Uranium isotopes dating dating a ditzy girl
Geologists, paleontologists and archaeologists have pieced together a fairly detailed account of how Earth and its inhabitants evolved.
But just how do researchers determine the ages of the materials they unearth?
The following summaries offer a quick introduction to some of the dating techniques researchers have been using to explore and reconstruct our planet's past, from 4.5 billion years ago to the present.
Kate Wong RADIOACTIVE ISOTOPES The premise behind techniques involving the use of radioactive isotopes is straightforward.
The first step toward accurately measuring geologic time came at the turn of the 20th century, when French physicist Henry Becquerel discovered the natural radioactive decay of uranium.
Shortly thereafter, building on related work by Ernest Rutherford, American chemist Bertram Borden Boltwood determined that he could use the predictable decay of radioactive elements such as uranium into other elements to keep track of time.
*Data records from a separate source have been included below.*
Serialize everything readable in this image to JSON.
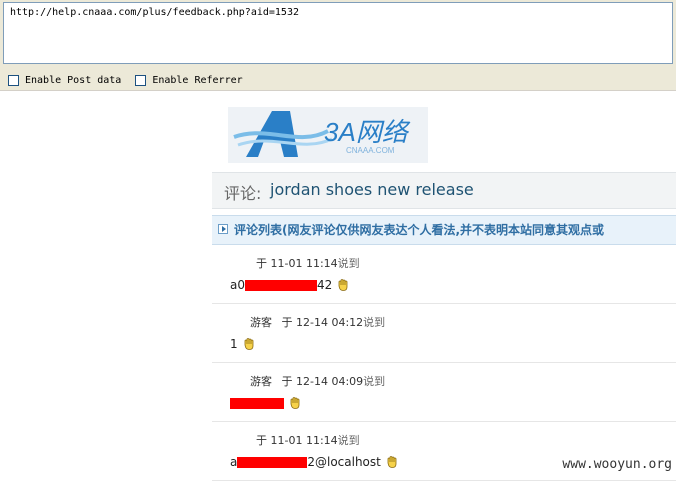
{
  "toolbar": {
    "url": "http://help.cnaaa.com/plus/feedback.php?aid=1532",
    "enable_post_label": "Enable Post data",
    "enable_referrer_label": "Enable Referrer"
  },
  "page": {
    "logo_text": "3A网络",
    "logo_sub": "CNAAA.COM",
    "title_prefix": "评论:",
    "title": "jordan shoes new release",
    "list_header": "评论列表(网友评论仅供网友表达个人看法,并不表明本站同意其观点或"
  },
  "comments": [
    {
      "user": "",
      "time": "于 11-01 11:14",
      "said": "说到",
      "content_start": "a0",
      "content_end": "42"
    },
    {
      "user": "游客",
      "time": "于 12-14 04:12",
      "said": "说到",
      "content_start": "1",
      "content_end": ""
    },
    {
      "user": "游客",
      "time": "于 12-14 04:09",
      "said": "说到",
      "content_start": "",
      "content_end": ""
    },
    {
      "user": "",
      "time": "于 11-01 11:14",
      "said": "说到",
      "content_start": "a",
      "content_end": "2@localhost"
    }
  ],
  "watermark": "www.wooyun.org"
}
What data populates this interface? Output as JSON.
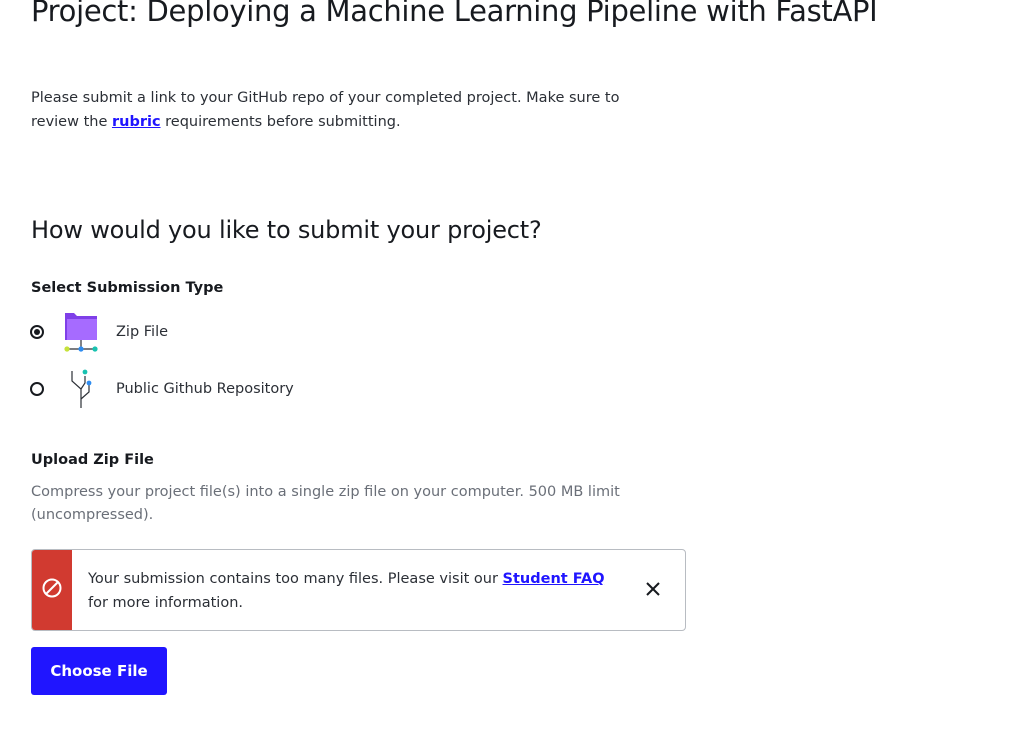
{
  "page": {
    "title": "Project: Deploying a Machine Learning Pipeline with FastAPI",
    "intro": {
      "before_link": "Please submit a link to your GitHub repo of your completed project. Make sure to review the ",
      "link_text": "rubric",
      "after_link": " requirements before submitting."
    }
  },
  "submission": {
    "heading": "How would you like to submit your project?",
    "type_label": "Select Submission Type",
    "options": [
      {
        "label": "Zip File",
        "selected": true,
        "icon": "folder-network-icon"
      },
      {
        "label": "Public Github Repository",
        "selected": false,
        "icon": "git-branch-icon"
      }
    ]
  },
  "upload": {
    "heading": "Upload Zip File",
    "help_text": "Compress your project file(s) into a single zip file on your computer. 500 MB limit (uncompressed).",
    "choose_button": "Choose File"
  },
  "alert": {
    "message_before": "Your submission contains too many files. Please visit our ",
    "link_text": "Student FAQ",
    "message_after": " for more information.",
    "icon": "prohibited-icon",
    "close_icon": "close-icon"
  },
  "colors": {
    "accent": "#2015ff",
    "error": "#d13a30",
    "folder": "#9b5cf6",
    "node_blue": "#2e8cf0",
    "node_teal": "#18c2b0",
    "node_lime": "#c6e23a"
  }
}
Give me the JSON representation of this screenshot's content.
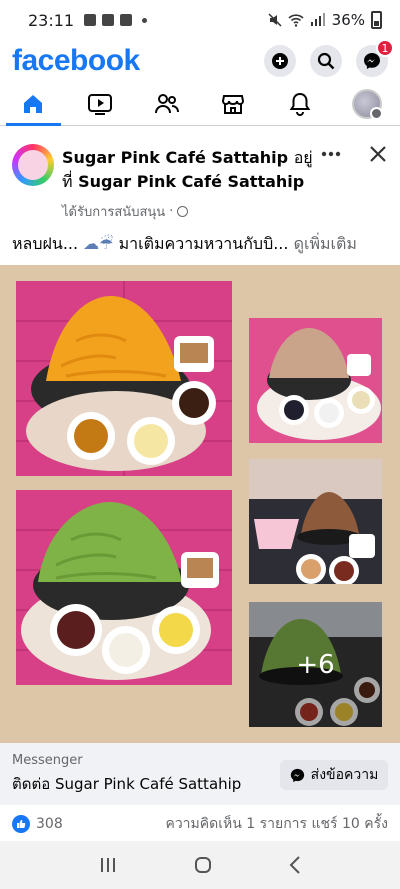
{
  "status_bar": {
    "time": "23:11",
    "battery": "36%"
  },
  "header": {
    "logo": "facebook",
    "messenger_badge": "1"
  },
  "tabs": [
    "home",
    "video",
    "friends",
    "marketplace",
    "notifications",
    "profile"
  ],
  "post": {
    "page_name": "Sugar Pink Café Sattahip",
    "title_connector_1": "อยู่",
    "title_connector_2": "ที่",
    "location_name": "Sugar Pink Café Sattahip",
    "sponsored_label": "ได้รับการสนับสนุน",
    "text_prefix": "หลบฝน...",
    "text_body": " มาเติมความหวานกับบิ...",
    "see_more": "ดูเพิ่มเติม",
    "more_photos": "+6"
  },
  "cta": {
    "label": "Messenger",
    "title": "ติดต่อ Sugar Pink Café Sattahip",
    "button": "ส่งข้อความ"
  },
  "stats": {
    "likes": "308",
    "comments_shares": "ความคิดเห็น 1 รายการ  แชร์ 10 ครั้ง"
  },
  "colors": {
    "brand": "#1877f2",
    "badge": "#e41e3f"
  }
}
Now, nearly 100 years after Boltwood's groundbreaking work, it is estimated that Earth formed at least twice as long ago as he had claimed.
U-238 and U-235 (which has 143 neutrons) are the most common isotopes of uranium.
Uranium naturally contains all three isotopes (U-238, U-235 and U-234), and it rarely varies more than 0.01% from the average composition shown in the table below without our intervention.
And last week scientists announced that new dates for an extinction event that claimed most of Australia's large animals show that humans, not the climate, wiped them out.
Although visual inspection of the rocks, fossils and archaeological remains used to reconstruct our planet's past provides critical information, only by ascertaining their ages can researchers put this data into a meaningful context.